Author Jason Brennan challenged the popular notion that voting is a civic duty during his lecture on May 5 in the Nicholson Library Reading Room.
In his book “The Ethics of Voting,” Brennan asserts that only well-informed citizens should participate in the democratic process, and he discussed this at the lecture.
“You must vote for what you believe will promote the common good, or otherwise must abstain,” Brennan assistant professor of philosophy and research at Brown University, said.
Brennan argued that the same rhetoric that encourages a politically active citizenry should also act as a deterrent for uniformed citizens.
“You must vote well or not vote at all, but most citizens violate these norms,” he said.
Brennan tackled several arguments in favor of voting, including the idea that voting is a learning experience that brings about a more enlightened individual.
“Politics provide opportunities for enlightenment much like fraternity parties provide opportunities for temperance,” he said. “Engaging in politics can enlighten you, but so can joining a street gang, taking heroin and dropping out of high school.”
Brennan also addressed the question of whether voting serves a collective purpose.

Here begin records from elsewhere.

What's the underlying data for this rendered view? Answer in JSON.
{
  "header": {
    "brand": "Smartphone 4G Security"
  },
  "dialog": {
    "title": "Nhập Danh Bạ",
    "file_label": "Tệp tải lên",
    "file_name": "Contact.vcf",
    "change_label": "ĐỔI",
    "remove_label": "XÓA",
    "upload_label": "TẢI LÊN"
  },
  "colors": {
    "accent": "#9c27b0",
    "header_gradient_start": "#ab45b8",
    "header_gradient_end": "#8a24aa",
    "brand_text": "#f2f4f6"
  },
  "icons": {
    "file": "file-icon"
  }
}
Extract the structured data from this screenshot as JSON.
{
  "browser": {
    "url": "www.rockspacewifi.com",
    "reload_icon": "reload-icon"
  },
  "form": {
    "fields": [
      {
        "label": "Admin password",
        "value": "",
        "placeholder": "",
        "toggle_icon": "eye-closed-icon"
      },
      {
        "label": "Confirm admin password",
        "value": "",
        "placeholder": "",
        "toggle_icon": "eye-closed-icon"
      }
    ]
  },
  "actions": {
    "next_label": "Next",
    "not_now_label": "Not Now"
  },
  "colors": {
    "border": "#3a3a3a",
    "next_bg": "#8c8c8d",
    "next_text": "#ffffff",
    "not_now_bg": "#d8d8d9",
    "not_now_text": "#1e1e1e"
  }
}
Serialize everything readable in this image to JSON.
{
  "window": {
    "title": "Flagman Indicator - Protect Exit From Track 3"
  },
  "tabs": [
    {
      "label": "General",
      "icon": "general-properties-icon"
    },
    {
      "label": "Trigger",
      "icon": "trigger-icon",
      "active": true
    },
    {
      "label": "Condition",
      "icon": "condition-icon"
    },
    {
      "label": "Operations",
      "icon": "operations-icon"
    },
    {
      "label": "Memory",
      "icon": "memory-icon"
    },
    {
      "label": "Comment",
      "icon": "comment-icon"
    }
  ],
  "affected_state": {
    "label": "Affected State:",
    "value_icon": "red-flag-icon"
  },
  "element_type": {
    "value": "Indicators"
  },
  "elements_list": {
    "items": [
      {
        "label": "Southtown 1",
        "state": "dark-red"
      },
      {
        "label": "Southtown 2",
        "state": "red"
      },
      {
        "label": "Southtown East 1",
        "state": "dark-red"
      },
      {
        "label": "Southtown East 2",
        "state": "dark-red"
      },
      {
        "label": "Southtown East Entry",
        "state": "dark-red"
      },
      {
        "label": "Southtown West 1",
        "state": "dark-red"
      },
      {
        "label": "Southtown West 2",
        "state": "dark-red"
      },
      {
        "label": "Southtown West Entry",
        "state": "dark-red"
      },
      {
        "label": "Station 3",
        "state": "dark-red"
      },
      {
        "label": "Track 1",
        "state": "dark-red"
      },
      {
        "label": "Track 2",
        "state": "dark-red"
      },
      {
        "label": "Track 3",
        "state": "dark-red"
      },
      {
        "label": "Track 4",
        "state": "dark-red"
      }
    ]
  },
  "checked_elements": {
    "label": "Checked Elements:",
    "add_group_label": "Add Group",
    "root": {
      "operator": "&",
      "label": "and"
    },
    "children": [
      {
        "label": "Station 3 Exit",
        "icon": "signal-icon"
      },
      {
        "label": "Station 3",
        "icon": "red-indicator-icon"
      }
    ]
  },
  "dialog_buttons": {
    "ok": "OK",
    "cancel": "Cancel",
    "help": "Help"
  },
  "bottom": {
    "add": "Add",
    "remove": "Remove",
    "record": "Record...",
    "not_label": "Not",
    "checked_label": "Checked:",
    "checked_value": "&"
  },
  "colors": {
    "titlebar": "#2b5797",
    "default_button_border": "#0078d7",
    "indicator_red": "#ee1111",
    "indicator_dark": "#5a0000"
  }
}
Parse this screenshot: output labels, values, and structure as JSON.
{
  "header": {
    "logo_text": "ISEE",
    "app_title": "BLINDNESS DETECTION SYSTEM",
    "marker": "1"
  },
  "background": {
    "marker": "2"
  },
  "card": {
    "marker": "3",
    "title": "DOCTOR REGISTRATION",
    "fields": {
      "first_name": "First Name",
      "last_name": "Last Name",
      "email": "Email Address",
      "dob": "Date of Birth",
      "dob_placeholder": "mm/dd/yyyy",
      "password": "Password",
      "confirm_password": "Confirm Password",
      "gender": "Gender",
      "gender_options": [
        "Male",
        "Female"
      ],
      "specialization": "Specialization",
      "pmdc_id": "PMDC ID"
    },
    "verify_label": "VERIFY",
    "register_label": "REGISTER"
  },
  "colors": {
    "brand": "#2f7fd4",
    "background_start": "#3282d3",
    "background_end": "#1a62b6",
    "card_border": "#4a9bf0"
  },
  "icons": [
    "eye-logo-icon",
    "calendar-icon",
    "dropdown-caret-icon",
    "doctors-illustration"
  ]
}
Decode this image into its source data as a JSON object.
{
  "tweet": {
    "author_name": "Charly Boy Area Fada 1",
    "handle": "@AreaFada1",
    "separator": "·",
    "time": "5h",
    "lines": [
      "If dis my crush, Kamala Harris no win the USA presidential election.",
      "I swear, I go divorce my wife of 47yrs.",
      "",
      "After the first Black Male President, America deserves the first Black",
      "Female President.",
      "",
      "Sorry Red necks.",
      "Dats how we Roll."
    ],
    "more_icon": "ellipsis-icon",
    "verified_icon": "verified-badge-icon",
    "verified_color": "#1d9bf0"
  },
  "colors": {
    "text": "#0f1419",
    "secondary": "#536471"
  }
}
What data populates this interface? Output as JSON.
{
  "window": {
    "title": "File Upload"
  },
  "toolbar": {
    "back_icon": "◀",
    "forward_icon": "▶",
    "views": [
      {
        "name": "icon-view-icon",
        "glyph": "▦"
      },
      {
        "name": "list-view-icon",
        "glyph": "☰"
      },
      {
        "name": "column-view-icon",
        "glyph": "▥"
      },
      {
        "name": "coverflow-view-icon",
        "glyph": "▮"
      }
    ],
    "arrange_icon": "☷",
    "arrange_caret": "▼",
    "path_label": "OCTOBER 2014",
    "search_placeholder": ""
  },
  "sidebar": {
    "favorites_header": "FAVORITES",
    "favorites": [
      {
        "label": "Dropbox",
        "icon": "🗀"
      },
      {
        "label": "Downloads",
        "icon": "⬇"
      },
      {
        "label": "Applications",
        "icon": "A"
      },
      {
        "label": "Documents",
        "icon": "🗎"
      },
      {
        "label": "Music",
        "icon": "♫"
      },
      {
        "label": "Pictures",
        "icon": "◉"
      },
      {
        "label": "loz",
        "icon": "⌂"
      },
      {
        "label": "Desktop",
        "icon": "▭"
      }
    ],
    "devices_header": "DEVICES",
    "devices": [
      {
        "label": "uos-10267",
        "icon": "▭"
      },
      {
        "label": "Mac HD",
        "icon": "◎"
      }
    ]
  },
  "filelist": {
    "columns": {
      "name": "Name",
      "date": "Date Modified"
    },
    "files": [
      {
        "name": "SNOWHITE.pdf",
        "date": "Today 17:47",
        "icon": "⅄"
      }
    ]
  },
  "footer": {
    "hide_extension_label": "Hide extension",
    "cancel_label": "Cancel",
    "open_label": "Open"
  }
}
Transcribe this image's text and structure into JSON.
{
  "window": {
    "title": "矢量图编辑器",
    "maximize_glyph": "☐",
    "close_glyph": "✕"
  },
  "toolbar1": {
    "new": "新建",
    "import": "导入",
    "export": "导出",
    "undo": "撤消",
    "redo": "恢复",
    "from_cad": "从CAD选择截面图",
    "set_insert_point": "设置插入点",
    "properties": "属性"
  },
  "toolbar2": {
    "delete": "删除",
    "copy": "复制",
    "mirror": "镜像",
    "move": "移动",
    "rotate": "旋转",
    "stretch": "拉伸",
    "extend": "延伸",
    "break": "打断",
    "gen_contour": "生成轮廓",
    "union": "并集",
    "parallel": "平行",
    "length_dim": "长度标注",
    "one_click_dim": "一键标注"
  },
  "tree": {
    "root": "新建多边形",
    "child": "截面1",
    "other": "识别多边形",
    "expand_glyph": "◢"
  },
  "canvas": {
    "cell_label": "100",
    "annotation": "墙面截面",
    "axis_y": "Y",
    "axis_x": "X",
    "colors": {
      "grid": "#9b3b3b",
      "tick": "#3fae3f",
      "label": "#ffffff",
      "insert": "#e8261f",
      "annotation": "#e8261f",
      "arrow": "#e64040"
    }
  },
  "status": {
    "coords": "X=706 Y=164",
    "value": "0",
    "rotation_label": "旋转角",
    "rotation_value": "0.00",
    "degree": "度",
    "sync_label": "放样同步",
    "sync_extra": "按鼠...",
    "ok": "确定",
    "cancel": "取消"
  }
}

“You can ride the democratic wave or stand against it, but it’s going to shore regardless,” he said, asserting that voting only carries significance when it is carried out as a group and not an individual effort.
Brennan’s presentation was followed by commentary from John Holzwarth, a political science professor from Lewis & Clark College, and Tamara Metz, a political science professor from Reed College.
Both Holzwarth and Metz expressed concerns with Brennan’s arguments.
Holzwarth felt that Brennan omitted several key aspects in his discussion of political liberty.
“He dealt with voting rights and the right to run for office … and omitted such rights as the right to due process and the right to petition one’s government,” Holzwarth said.
Assistant Professor of Political Science Nick Buccola planned the commentary with dissenting viewpoints in order to improve the quality of the lecture.
“Having those critics there was to bring in a diversity of perspectives and robust discussion,” Buccola said. “People will have a sense of a lot of different viewpoints and perspectives to enhance their own political perspectives.”
Sophomore Mary Campbell found that the presentation of multiple views enhanced the audience’s ability to understand the voting issue.
“I enjoyed the opportunity to interact with Brennan,” she said. “Between the comments made by the other panelists and the questions posed by the audience, we were able to get to the core of this issue.”
Brittany Baker/Staff writer
Brittany Baker can be reached at email@example.com.